Running rich is not good for the engine as it builds up carbon deposits on valves and pistons that destroy the engines performance. … Running rich will damage your engine not to mention the black smoke coming out the tail pipes.

What does a bad air fuel ratio sensor do?

If an air-fuel ratio sensor has become “lazy,” over time it will send a delayed signal to the computer, which will result in an overall delayed response for the entire engine. The vehicle may experience a sluggish or delayed response when accelerating, as well as a noticeable loss in power and acceleration speed.

How do you set air/fuel mixture?

Turn the screw clockwise until the engine starts to sound rough.Tightening the screw weakens the air and fuel mixture and decreases the amount of fuel flowing to the engine.Tightening the screw is also called making the fuel mixture leaner, which lowers the RPMs at which the engine idles.More items…

Is it better to run rich or lean?

Running lean can give you more power but to lean will blow your engine. Running too rich can also hurt your motor. Think of it when you are mixing gas for your weed wacker. It is always safe to add a little more oil than not enough to the mixture.

Does a lean engine run hotter?

Running an engine lean means changing the air / fuel ratio to have more air than is ideal (14.7:1 air to fuel). … More air relative to fuel than usual, means more oxygen than usual. So the flame burns hotter and faster than it should. Both are going to raise the temperature of the combustion chamber.

What causes both banks to run lean?

Lean codes can also be set if the engine is not getting enough fuel. The underlying cause might be a weak fuel pump, low voltage to the fuel pump (which prevents the fuel pump from spinning fast enough to deliver normal fuel flow), a restricted fuel filter, or possibly a leaky fuel pressure regulator.

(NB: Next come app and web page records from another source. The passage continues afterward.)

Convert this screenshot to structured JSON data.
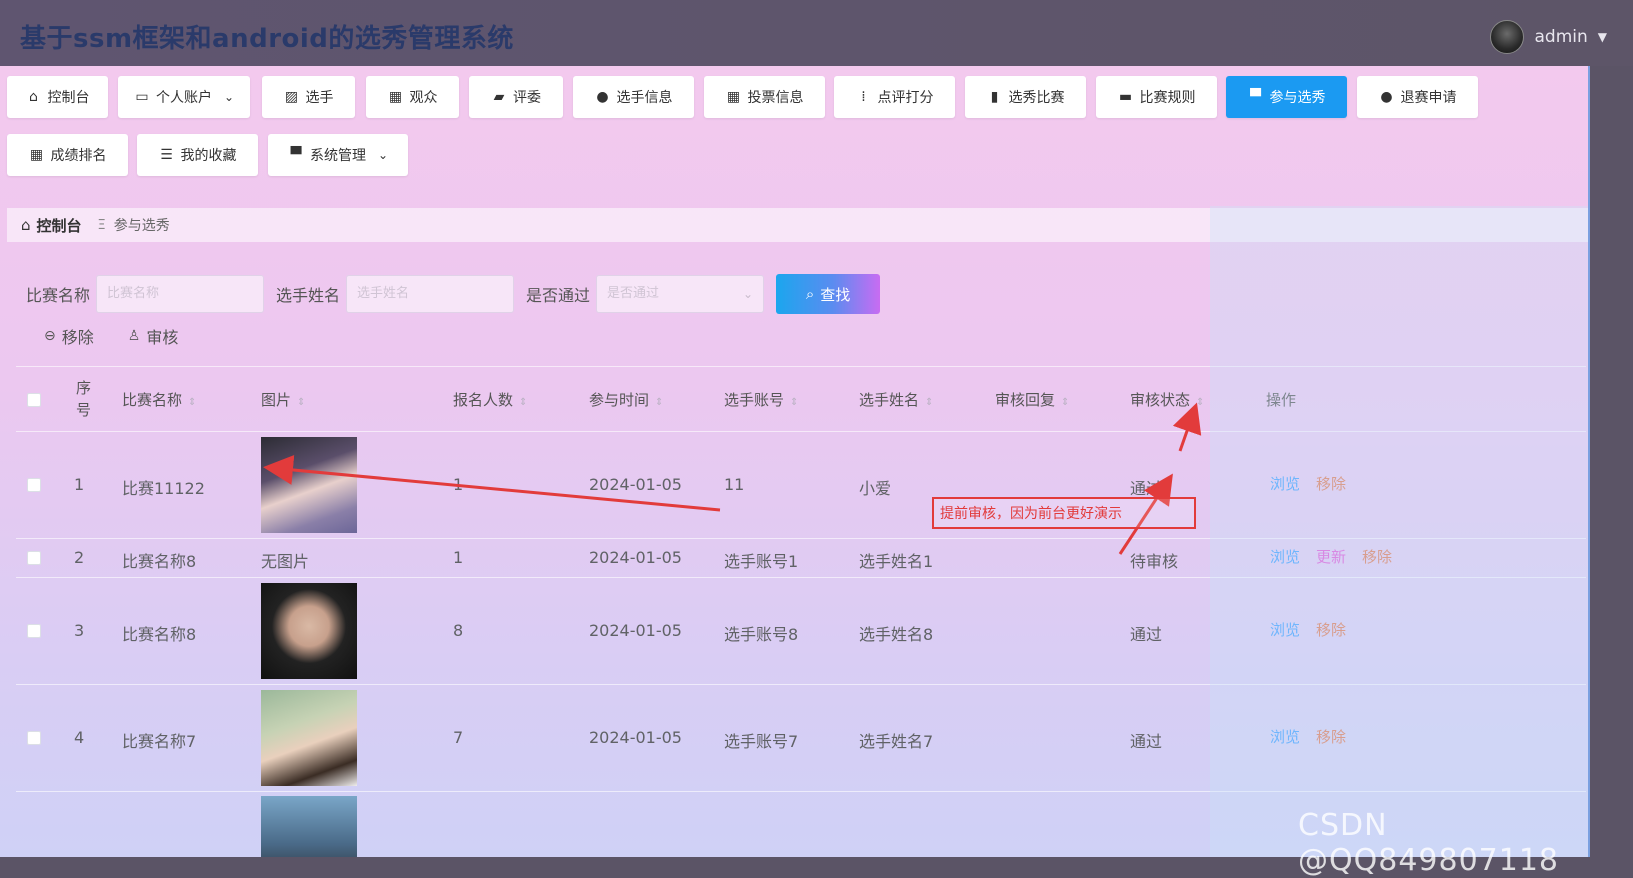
{
  "header": {
    "title": "基于ssm框架和android的选秀管理系统",
    "user": "admin"
  },
  "nav": [
    {
      "label": "控制台",
      "icon": "home-icon",
      "glyph": "⌂",
      "dropdown": false,
      "active": false
    },
    {
      "label": "个人账户",
      "icon": "card-icon",
      "glyph": "▭",
      "dropdown": true,
      "active": false
    },
    {
      "label": "选手",
      "icon": "chart-icon",
      "glyph": "▨",
      "dropdown": false,
      "active": false
    },
    {
      "label": "观众",
      "icon": "grid-icon",
      "glyph": "▦",
      "dropdown": false,
      "active": false
    },
    {
      "label": "评委",
      "icon": "wallet-icon",
      "glyph": "▰",
      "dropdown": false,
      "active": false
    },
    {
      "label": "选手信息",
      "icon": "user-icon",
      "glyph": "●",
      "dropdown": false,
      "active": false
    },
    {
      "label": "投票信息",
      "icon": "grid-icon",
      "glyph": "▦",
      "dropdown": false,
      "active": false
    },
    {
      "label": "点评打分",
      "icon": "apps-icon",
      "glyph": "⁞",
      "dropdown": false,
      "active": false
    },
    {
      "label": "选秀比赛",
      "icon": "bar-chart-icon",
      "glyph": "▮",
      "dropdown": false,
      "active": false
    },
    {
      "label": "比赛规则",
      "icon": "briefcase-icon",
      "glyph": "▬",
      "dropdown": false,
      "active": false
    },
    {
      "label": "参与选秀",
      "icon": "monitor-icon",
      "glyph": "▀",
      "dropdown": false,
      "active": true
    },
    {
      "label": "退赛申请",
      "icon": "pin-icon",
      "glyph": "●",
      "dropdown": false,
      "active": false
    },
    {
      "label": "成绩排名",
      "icon": "grid-icon",
      "glyph": "▦",
      "dropdown": false,
      "active": false
    },
    {
      "label": "我的收藏",
      "icon": "sliders-icon",
      "glyph": "☰",
      "dropdown": false,
      "active": false
    },
    {
      "label": "系统管理",
      "icon": "monitor-icon",
      "glyph": "▀",
      "dropdown": true,
      "active": false
    }
  ],
  "breadcrumb": {
    "home": "控制台",
    "separator": "Ξ",
    "current": "参与选秀"
  },
  "search": {
    "competition_label": "比赛名称",
    "competition_placeholder": "比赛名称",
    "player_label": "选手姓名",
    "player_placeholder": "选手姓名",
    "approved_label": "是否通过",
    "approved_placeholder": "是否通过",
    "find_label": "查找"
  },
  "actions": {
    "remove": "移除",
    "review": "审核"
  },
  "table": {
    "columns": [
      "序号",
      "比赛名称",
      "图片",
      "报名人数",
      "参与时间",
      "选手账号",
      "选手姓名",
      "审核回复",
      "审核状态",
      "操作"
    ],
    "rows": [
      {
        "index": "1",
        "name": "比赛11122",
        "image": "photo",
        "count": "1",
        "time": "2024-01-05",
        "account": "11",
        "player": "小爱",
        "reply": "",
        "status": "通过",
        "ops": [
          "浏览",
          "移除"
        ]
      },
      {
        "index": "2",
        "name": "比赛名称8",
        "image": "无图片",
        "count": "1",
        "time": "2024-01-05",
        "account": "选手账号1",
        "player": "选手姓名1",
        "reply": "",
        "status": "待审核",
        "ops": [
          "浏览",
          "更新",
          "移除"
        ]
      },
      {
        "index": "3",
        "name": "比赛名称8",
        "image": "photo",
        "count": "8",
        "time": "2024-01-05",
        "account": "选手账号8",
        "player": "选手姓名8",
        "reply": "",
        "status": "通过",
        "ops": [
          "浏览",
          "移除"
        ]
      },
      {
        "index": "4",
        "name": "比赛名称7",
        "image": "photo",
        "count": "7",
        "time": "2024-01-05",
        "account": "选手账号7",
        "player": "选手姓名7",
        "reply": "",
        "status": "通过",
        "ops": [
          "浏览",
          "移除"
        ]
      }
    ]
  },
  "annotation": {
    "text": "提前审核，因为前台更好演示",
    "color": "#e23b3b"
  },
  "watermark": "CSDN @QQ849807118"
}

What is a good air to fuel ratio?

about 14.7:1The stoichiometric mixture for a gasoline engine is the ideal ratio of air to fuel that burns all fuel with no excess air. For gasoline fuel, the stoichiometric air–fuel mixture is about 14.7:1 i.e. for every one gram of fuel, 14.7 grams of air are required.